Amman – a diverse metropolis
Amman is a city with different faces. In east Amman, conservative Islamic ideals rule over the locals just steps away from Palestinian refugee camps, while western Amman seems like a completely different world – with its trendy cafes, eclectic art galleries, leafy neighborhoods and world-class restaurants. The true character of the Jordanian capital can only be understood after visiting the two parts.

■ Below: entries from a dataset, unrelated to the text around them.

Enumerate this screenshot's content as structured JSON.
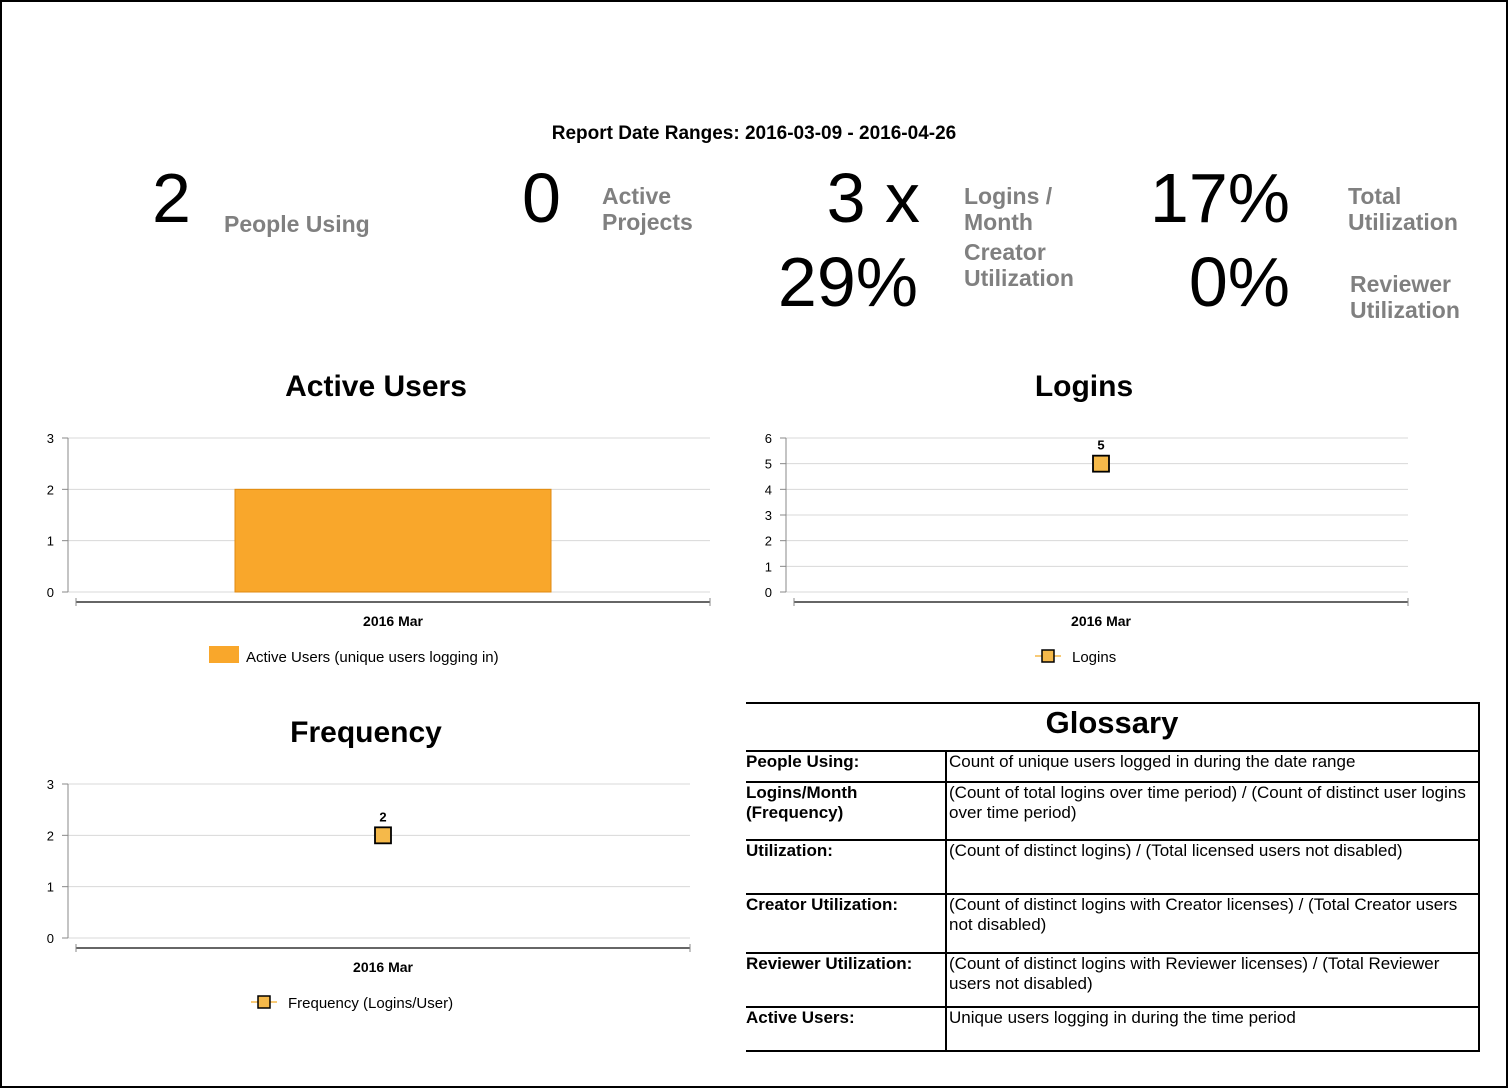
{
  "report_range": "Report Date Ranges: 2016-03-09 - 2016-04-26",
  "kpis": {
    "people_using": {
      "value": "2",
      "label": "People Using"
    },
    "active_projects": {
      "value": "0",
      "label_line1": "Active",
      "label_line2": "Projects"
    },
    "logins_month": {
      "value": "3 x",
      "label_line1": "Logins /",
      "label_line2": "Month"
    },
    "total_utilization": {
      "value": "17%",
      "label_line1": "Total",
      "label_line2": "Utilization"
    },
    "creator_utilization": {
      "value": "29%",
      "label_line1": "Creator",
      "label_line2": "Utilization"
    },
    "reviewer_utilization": {
      "value": "0%",
      "label_line1": "Reviewer",
      "label_line2": "Utilization"
    }
  },
  "chart_data": [
    {
      "type": "bar",
      "title": "Active Users",
      "categories": [
        "2016 Mar"
      ],
      "series": [
        {
          "name": "Active Users (unique users logging in)",
          "values": [
            2
          ]
        }
      ],
      "ylim": [
        0,
        3
      ],
      "yticks": [
        "0",
        "1",
        "2",
        "3"
      ],
      "grid": true,
      "legend": "bottom",
      "color": "#f9a72b"
    },
    {
      "type": "line",
      "title": "Logins",
      "categories": [
        "2016 Mar"
      ],
      "series": [
        {
          "name": "Logins",
          "values": [
            5
          ]
        }
      ],
      "data_labels": [
        "5"
      ],
      "ylim": [
        0,
        6
      ],
      "yticks": [
        "0",
        "1",
        "2",
        "3",
        "4",
        "5",
        "6"
      ],
      "grid": true,
      "legend": "bottom",
      "color": "#f5b94a"
    },
    {
      "type": "line",
      "title": "Frequency",
      "categories": [
        "2016 Mar"
      ],
      "series": [
        {
          "name": "Frequency (Logins/User)",
          "values": [
            2
          ]
        }
      ],
      "data_labels": [
        "2"
      ],
      "ylim": [
        0,
        3
      ],
      "yticks": [
        "0",
        "1",
        "2",
        "3"
      ],
      "grid": true,
      "legend": "bottom",
      "color": "#f5b94a"
    }
  ],
  "glossary": {
    "title": "Glossary",
    "rows": [
      {
        "term": "People Using:",
        "def": "Count of unique users logged in during the date range"
      },
      {
        "term": "Logins/Month (Frequency)",
        "def": "(Count of total logins over time period) / (Count of distinct user logins over time period)"
      },
      {
        "term": "Utilization:",
        "def": "(Count of distinct logins) / (Total licensed users not disabled)"
      },
      {
        "term": "Creator Utilization:",
        "def": "(Count of distinct logins with Creator licenses) / (Total Creator users not disabled)"
      },
      {
        "term": "Reviewer Utilization:",
        "def": "(Count of distinct logins with Reviewer licenses) / (Total Reviewer users not disabled)"
      },
      {
        "term": "Active Users:",
        "def": "Unique users logging in during the time period"
      }
    ]
  }
}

New York’s Fifth Avenue and Paris’s Champs Elysees may be more famous than Amman’s Rainbow Street, but this street is no less glamorous. The miles of paved strip stretches through the colorful and multiethnic cosmopolitan center of Jabal Amman. There, visitors to Joradnien can enjoy the most exclusive and exciting boutiques, night clubs, cafes and restaurants.
A round trip from Amman
The thriving neighborhood’s back streets are home to a number of cultural institutions, including the Royal Film Commission and the Wild Jordan environmental agency. This is where the urban cultures merge with the spirit of the Arab soul.
Umbrellas hanging over a narrow staircase
Begin your exploration where American fast food chains compete with local businesses and where neon lights glow day and night. Skip the western imports and head to one of the local cafes for a thirst-quenching jasmine tea or a strong coffee instead. Get your drink to go, then hike to the top of Rainbow Street for one of the best panoramic views in town.
On Friday the street is taken over by the Souk Jara market. Local artisans and artists sell their latest jewelry, wood carvings, and paintings from the makeshift stalls, and the street has an almost carnival-like feel to it.
In the middle of this modern neighborhood lies the Roman Forum, a relic of the Jordan’s long history. Built in 190, the square was one of Rome’s imperial largest public squares. Today a series of pillars is all that remains, but it’s still worth a visit to go under the rubble.
Eastern Amman has its own treasures, and the most impressive is the Roman Citadel. The ancient columns, stairs, and arches that remain on the site are evidence of the capital’s claim to be one of the oldest continuously inhabited cities in the world. The nearby honeycomb-colored Temple of Hercules was built under Marcus Aurelius in AD 162 and offers visitors another excellent view of the city.
Roman theater in Amman